But Mr Morris, who campaigns for victims' rights following his sister's death, told The Herald newspaper: "In my two years of campaigning I have rarely felt more disappointment than when I saw the Bill. To say that this legislation as it stands will make any significant difference to victims lives is just not true. To say that this legislation is radical is not true and to say that this now puts victims at the heart of the justice system is also not true."
Webster, from Guildford in Surrey, was given a life sentence in 2011. He drugged his 32-year-old wife Claire, drove the car in which she was a passenger off a remote road in Aberdeenshire and started a fire while she was still unconscious in the vehicle.
Mr Morris criticised plans for a victim surcharge which would be imposed on anyone who is given a fine by the courts. The amount to pay would be based on a sliding scale, depending on the severity of the crime, with the cash raised going towards supporting victims. But this is "nothing more than an appeasement", Mr Morris told the newspaper.
"The direct victims of a particular crime will not receive compensation from their offender, the money will go to the Government and then be passed on to charities to disseminate as is their want," he said. The Bill should create a post of victims' commissioner who can stand up for victims' rights, Mr Morris said.
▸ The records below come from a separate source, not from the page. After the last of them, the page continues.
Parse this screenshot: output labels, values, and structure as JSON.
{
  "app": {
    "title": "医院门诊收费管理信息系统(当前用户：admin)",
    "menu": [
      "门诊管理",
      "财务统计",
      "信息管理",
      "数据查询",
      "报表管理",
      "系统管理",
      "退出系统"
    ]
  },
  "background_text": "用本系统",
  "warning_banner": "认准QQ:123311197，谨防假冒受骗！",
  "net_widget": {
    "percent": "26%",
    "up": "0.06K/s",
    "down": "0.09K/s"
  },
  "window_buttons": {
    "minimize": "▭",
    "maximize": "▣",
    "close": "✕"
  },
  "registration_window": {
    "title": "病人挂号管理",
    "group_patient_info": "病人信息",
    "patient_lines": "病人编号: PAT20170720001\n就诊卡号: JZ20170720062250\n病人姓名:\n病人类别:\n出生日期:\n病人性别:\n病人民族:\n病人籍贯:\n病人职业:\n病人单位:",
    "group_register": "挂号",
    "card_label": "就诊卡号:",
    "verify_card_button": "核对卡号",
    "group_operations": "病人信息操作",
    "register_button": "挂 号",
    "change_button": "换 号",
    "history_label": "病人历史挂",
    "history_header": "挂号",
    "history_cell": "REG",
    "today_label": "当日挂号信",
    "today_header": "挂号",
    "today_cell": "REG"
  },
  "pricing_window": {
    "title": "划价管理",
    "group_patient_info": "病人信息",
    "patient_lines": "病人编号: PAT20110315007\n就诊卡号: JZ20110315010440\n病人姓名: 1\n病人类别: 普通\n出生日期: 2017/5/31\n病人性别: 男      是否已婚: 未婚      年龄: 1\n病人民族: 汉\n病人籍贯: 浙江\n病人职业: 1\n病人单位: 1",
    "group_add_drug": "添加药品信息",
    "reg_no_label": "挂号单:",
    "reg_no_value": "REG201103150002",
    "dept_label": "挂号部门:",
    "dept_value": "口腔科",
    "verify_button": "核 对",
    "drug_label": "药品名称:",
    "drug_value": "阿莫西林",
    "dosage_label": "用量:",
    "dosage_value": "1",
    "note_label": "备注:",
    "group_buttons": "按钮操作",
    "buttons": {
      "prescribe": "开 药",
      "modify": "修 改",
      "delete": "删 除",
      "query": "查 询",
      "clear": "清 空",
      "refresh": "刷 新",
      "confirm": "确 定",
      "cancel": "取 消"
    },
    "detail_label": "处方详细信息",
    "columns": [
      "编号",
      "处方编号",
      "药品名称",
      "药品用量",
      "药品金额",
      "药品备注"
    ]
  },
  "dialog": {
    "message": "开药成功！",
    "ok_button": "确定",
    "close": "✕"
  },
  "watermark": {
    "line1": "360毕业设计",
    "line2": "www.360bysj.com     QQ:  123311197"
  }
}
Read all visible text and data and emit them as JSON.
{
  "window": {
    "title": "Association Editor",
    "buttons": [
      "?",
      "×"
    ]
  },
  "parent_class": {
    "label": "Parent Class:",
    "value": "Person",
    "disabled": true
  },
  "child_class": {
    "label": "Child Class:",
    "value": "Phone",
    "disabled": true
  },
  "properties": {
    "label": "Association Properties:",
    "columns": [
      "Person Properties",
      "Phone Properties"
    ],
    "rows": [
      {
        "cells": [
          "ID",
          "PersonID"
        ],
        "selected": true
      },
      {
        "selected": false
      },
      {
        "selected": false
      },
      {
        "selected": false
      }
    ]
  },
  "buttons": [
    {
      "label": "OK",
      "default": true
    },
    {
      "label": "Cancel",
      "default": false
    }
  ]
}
A Scottish Government spokesman said: "We consulted extensively with victim support groups and others while developing the Bill, and the views expressed have informed the content and detail of the proposals being taken forward. The measures contained in the Bill will make important improvements to the criminal justice system and improve the support available to victims and witnesses."